The new Octavia shares its underpinnings with the Mk8 Golf. It’s 15mm wider than the car it replaces, while the liftback has grown 19mm longer.
Inside, the Octavia promises to pack more space than the outgoing model. The infotainment layout, offered with an 8.25-inch or 10-inch touchscreen and the option of a 10.25-inch digital instrument binnacle, will be familiar to anyone who’s taken a close look at the Mk8 Golf cabin.
The wagon has previously accounted for 70 per cent of Octavia RS sales in Australia, although Skoda has recently seen the split between liftback and wagon elsewhere in its range swing closer to 50/50.
Audi’s new-generation tier-two hot hatch (below the RS3) will lob in Australia during tax-time next year, in hatchback as well as sedan body styles.
Its 2.0-litre turbo engine makes 228kW and 400Nm (up 15kW/20Nm), though the 4.8-second 0-100km/h claim is unchanged. Quattro variable AWD and a seven-speed ‘S-tronic’ double-clutch auto remain.
Audi touts the new four-link rear suspension, progressive EPAS that loads up with greater speeds, and the greater adaptive-damper variance in sport versus comfort modes. This new model is 30mm longer and wider than its predecessor too.
Interior upgrades include new seats with upholstery made primarily from recycled plastic bottles, and aluminium or carbon-style trim pieces. A 10.25-inch digital instrumentation display, and a 10.1-inch touchscreen infotainment screen, are standard.
Available features should include 19-inch alloy wheels, red brake calipers, and matrix LED headlights. You can also expect a 12.3-inch virtual cockpit, ambient lighting, and a premium Bang & Olufsen sound system.
Volkswagen’s latest flagship performance hatch and (almost certainly) wagon are set to hit Australian showrooms in the late third-quarter of 2021. The outgoing Golf R was even more popular than the GTI here.
Power in the Mk8 Golf R is expected to be the latest iteration of the ‘EA888’ 2.0-litre turbocharged four-cylinder petrol. Smart money would suggest it’ll offer the same 228kW/400Nm as that Audi S3 above.
It will again send its grunt to the ground via a 4Motion AWD system and seven-speed DSG dual-clutch auto, making for a likely 0-100km/h time of 4.6-4.8 seconds for the hatch and around 5.0 seconds for the wagon.

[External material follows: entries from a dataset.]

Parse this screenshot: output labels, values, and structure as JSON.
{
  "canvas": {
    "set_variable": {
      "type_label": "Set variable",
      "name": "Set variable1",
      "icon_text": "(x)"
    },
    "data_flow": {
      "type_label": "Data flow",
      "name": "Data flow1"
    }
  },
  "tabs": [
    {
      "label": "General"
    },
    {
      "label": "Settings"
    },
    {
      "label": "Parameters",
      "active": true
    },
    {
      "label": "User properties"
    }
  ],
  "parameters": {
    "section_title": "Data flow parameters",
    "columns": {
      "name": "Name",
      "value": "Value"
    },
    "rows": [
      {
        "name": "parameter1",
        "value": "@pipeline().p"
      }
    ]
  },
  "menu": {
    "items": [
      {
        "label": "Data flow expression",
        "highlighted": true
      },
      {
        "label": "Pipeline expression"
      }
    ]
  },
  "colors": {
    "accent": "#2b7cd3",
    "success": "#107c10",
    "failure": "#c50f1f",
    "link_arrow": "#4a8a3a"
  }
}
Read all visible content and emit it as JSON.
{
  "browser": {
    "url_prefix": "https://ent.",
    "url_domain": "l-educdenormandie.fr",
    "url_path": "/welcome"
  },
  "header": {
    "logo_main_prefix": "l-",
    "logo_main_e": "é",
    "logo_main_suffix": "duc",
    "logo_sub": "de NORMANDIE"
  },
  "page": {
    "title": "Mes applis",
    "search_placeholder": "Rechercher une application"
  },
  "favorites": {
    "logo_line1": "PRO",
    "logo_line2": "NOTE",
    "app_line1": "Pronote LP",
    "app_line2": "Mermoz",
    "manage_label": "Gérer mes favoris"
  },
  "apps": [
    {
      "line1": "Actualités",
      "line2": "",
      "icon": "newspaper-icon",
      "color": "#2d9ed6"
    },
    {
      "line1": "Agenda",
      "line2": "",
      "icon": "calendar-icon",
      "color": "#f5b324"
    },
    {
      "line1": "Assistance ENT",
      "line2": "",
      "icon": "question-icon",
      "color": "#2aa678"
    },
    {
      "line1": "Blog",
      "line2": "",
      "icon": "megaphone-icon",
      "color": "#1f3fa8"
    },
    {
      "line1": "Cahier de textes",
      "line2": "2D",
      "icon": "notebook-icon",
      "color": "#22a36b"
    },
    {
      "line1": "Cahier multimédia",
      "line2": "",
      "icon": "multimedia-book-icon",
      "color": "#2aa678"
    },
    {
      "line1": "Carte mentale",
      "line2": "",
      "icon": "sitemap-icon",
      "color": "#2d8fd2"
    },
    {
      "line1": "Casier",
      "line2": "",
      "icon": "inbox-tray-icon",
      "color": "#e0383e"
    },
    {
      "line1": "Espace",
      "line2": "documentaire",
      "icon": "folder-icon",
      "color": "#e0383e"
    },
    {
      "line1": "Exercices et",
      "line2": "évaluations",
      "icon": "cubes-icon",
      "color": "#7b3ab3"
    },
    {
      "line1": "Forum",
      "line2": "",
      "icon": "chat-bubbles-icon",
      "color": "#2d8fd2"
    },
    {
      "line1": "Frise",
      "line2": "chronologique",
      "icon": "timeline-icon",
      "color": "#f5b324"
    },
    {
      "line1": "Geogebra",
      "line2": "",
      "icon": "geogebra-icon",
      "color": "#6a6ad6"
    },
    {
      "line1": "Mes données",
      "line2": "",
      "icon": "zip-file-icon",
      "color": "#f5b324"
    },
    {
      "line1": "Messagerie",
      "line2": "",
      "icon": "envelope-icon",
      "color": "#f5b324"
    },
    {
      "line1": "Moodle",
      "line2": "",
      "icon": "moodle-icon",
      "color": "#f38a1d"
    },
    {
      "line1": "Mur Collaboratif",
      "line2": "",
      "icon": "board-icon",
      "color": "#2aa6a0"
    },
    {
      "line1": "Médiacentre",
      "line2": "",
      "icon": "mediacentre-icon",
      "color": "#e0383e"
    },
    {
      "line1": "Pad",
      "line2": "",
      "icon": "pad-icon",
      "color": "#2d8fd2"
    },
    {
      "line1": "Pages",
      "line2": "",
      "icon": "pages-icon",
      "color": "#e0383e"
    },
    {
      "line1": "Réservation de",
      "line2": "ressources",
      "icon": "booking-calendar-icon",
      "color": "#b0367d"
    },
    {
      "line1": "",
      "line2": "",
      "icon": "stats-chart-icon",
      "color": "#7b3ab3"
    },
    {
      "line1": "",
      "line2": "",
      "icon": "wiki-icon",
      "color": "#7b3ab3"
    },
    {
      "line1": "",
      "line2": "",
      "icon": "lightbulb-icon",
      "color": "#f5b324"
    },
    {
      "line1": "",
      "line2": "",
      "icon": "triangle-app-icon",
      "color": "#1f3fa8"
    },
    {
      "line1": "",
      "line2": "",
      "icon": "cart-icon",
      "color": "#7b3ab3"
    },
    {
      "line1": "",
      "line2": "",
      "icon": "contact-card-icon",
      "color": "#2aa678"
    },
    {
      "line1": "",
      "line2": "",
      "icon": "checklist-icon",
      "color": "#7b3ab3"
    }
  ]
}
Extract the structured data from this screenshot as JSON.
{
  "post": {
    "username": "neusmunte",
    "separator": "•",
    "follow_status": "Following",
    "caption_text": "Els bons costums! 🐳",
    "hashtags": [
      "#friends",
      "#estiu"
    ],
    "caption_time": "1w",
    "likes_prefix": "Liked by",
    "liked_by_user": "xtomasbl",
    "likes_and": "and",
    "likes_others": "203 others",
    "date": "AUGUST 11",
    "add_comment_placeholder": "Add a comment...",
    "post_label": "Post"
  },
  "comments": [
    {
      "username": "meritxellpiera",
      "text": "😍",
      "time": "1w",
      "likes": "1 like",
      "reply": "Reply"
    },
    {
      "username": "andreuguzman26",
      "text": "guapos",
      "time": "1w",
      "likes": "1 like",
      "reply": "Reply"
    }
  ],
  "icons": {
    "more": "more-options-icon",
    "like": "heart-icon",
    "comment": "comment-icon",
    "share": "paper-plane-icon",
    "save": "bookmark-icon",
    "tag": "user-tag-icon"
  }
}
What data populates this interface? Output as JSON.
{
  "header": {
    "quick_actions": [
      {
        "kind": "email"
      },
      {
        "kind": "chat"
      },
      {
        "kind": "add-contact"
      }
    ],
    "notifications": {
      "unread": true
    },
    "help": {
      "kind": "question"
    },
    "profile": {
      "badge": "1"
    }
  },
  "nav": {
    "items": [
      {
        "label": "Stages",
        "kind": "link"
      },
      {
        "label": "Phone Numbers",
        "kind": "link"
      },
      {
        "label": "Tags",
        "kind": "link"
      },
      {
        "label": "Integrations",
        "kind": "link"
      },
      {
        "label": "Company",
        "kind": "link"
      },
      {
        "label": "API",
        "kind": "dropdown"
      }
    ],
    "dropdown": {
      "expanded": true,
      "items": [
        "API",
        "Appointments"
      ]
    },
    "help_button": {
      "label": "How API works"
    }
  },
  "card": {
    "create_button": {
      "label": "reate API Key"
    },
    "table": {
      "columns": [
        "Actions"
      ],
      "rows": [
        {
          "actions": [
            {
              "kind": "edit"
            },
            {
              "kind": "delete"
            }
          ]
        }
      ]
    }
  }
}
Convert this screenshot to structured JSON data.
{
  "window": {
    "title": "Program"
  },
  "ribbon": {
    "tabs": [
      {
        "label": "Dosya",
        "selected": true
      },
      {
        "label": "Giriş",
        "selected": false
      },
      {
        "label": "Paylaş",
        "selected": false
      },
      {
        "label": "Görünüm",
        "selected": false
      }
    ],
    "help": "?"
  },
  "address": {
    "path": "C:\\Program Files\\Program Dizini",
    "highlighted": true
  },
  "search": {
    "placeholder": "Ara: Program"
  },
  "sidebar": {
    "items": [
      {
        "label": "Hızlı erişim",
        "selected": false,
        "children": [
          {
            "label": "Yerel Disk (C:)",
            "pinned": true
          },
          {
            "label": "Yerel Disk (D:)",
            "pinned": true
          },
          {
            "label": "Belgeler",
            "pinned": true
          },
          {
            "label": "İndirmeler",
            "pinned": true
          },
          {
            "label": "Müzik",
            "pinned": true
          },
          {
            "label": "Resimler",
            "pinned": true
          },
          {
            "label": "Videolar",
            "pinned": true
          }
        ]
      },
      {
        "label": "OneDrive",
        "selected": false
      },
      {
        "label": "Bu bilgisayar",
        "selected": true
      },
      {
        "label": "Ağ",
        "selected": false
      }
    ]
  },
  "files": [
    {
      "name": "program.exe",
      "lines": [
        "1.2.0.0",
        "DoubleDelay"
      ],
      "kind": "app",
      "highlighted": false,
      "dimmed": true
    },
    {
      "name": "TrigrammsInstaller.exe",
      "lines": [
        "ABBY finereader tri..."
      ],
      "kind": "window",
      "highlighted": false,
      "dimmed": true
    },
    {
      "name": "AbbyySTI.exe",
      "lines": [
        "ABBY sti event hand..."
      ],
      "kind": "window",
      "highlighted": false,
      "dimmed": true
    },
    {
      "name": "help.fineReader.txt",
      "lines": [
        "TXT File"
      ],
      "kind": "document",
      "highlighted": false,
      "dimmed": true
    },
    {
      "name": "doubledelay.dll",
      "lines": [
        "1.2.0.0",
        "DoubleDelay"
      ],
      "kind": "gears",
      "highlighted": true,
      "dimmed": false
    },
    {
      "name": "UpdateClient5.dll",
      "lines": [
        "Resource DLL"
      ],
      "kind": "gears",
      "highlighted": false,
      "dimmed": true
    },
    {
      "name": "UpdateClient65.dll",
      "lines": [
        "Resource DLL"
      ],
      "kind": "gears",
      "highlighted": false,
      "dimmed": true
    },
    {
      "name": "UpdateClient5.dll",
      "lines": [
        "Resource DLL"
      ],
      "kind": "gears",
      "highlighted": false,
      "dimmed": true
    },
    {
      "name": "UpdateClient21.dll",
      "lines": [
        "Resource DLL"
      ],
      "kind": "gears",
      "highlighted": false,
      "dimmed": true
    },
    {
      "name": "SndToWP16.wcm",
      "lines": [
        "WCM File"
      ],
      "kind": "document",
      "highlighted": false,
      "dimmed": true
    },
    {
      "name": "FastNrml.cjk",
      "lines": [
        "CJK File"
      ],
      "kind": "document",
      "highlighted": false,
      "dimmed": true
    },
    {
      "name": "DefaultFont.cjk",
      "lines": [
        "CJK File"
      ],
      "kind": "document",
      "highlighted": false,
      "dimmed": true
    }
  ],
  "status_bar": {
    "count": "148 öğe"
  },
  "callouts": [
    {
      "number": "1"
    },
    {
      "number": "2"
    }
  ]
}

Like the model before it, the Mk8 R will also get lowered sports suspension (-15mm or -20mm) compared to the standard model, as well as performance-focused wheels, tyres and brakes. Stay tuned for more.
- 2021 Subaru WRX: We know a brand new WRX will hit Australia in the final stages of 2021, likely as a sedan (hence why it’s not in our list). The 2017 Viziv Performance Concept seems like a worthy teaser.
- 2022 Audi RS3: The new Audi RS3 will debut either very late this year or early next – perhaps around the usual time of the Geneva motor show in March 2021 before a global sales launch starting around mid next year. We’d guess an Australian launch might get pushed to ’22 but we’ll have to see.
- 2022 Toyota GR Corolla: When it launches, the GR Corolla will go head-to-head with the i30 N, Golf GTI, and Megane R.S. We’re guessing it’ll use the GR Yaris’ underpinnings. This ain’t your Nanna’s ‘Rolla.
- 2022 Mazda 3 Turbo: This new Mazda 3 variant uses the same turbocharged 2.5-litre four-cylinder engine that’s rapidly proliferating through the Mazda range, with 170kW of power and 420Nm of torque. Tragically, for now it’s left-hand drive only.